(Items from an interface collection)
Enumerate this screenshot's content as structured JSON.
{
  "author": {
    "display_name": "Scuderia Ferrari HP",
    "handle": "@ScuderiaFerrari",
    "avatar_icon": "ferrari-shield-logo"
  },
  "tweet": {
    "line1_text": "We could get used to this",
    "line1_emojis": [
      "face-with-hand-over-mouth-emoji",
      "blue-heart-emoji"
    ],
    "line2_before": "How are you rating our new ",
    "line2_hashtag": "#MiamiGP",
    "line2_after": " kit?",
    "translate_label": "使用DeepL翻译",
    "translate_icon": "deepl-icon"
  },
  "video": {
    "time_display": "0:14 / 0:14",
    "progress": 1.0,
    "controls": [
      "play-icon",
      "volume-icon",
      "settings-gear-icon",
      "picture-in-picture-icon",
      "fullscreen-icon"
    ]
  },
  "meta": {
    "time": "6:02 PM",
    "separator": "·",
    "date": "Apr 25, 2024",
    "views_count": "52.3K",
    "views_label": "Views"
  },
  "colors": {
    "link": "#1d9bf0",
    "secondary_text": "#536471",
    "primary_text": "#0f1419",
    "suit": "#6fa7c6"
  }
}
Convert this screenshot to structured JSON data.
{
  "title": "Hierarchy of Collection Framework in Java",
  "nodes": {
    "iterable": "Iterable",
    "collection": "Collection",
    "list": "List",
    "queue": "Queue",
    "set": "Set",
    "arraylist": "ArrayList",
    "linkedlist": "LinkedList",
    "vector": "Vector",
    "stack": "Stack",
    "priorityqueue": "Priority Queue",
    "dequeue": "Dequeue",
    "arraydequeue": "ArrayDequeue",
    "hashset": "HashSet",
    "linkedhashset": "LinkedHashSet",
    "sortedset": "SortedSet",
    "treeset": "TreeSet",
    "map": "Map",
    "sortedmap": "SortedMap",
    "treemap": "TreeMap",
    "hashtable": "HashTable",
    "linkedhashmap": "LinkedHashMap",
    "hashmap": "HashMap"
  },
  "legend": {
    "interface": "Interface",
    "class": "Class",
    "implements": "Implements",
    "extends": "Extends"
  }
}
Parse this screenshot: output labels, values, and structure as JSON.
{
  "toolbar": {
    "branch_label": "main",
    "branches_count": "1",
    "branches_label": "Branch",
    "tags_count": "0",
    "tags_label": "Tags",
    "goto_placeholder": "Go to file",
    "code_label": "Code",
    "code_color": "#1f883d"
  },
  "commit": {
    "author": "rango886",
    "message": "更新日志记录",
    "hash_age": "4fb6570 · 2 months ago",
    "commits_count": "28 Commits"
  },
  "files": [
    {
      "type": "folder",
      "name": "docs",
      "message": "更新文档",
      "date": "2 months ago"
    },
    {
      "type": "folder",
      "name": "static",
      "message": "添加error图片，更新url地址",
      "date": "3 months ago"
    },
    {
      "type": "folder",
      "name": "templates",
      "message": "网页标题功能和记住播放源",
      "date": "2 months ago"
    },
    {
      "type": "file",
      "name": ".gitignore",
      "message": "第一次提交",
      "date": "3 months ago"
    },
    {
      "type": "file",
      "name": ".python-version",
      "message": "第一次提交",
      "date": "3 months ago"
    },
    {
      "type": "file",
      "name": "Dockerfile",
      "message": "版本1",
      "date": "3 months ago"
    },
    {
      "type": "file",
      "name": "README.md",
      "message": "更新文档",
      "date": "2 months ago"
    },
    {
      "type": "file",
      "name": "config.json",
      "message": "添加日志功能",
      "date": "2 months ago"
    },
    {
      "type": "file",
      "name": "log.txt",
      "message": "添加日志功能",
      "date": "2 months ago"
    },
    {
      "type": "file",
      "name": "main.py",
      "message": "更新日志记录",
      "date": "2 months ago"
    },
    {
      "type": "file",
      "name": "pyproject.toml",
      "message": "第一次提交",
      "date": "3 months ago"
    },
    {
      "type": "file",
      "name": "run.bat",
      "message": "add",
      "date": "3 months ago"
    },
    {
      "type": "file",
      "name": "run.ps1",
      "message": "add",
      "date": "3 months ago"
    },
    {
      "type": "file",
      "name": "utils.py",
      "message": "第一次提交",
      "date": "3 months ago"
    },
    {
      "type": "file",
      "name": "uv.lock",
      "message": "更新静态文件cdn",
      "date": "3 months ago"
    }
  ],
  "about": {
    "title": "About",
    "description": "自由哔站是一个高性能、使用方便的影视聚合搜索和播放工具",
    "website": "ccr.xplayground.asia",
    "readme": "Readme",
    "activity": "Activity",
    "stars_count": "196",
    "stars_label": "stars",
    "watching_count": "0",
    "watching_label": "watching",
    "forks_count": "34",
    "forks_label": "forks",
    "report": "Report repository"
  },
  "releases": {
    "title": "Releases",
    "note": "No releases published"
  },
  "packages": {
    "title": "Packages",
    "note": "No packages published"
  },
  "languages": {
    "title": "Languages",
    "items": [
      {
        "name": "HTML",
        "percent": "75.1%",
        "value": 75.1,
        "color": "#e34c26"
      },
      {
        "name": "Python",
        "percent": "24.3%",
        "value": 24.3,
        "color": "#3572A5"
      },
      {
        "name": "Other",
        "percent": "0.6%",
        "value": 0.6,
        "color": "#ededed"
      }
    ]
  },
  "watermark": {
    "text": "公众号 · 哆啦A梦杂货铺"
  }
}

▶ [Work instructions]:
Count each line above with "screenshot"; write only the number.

▶ [Exercise output]:
3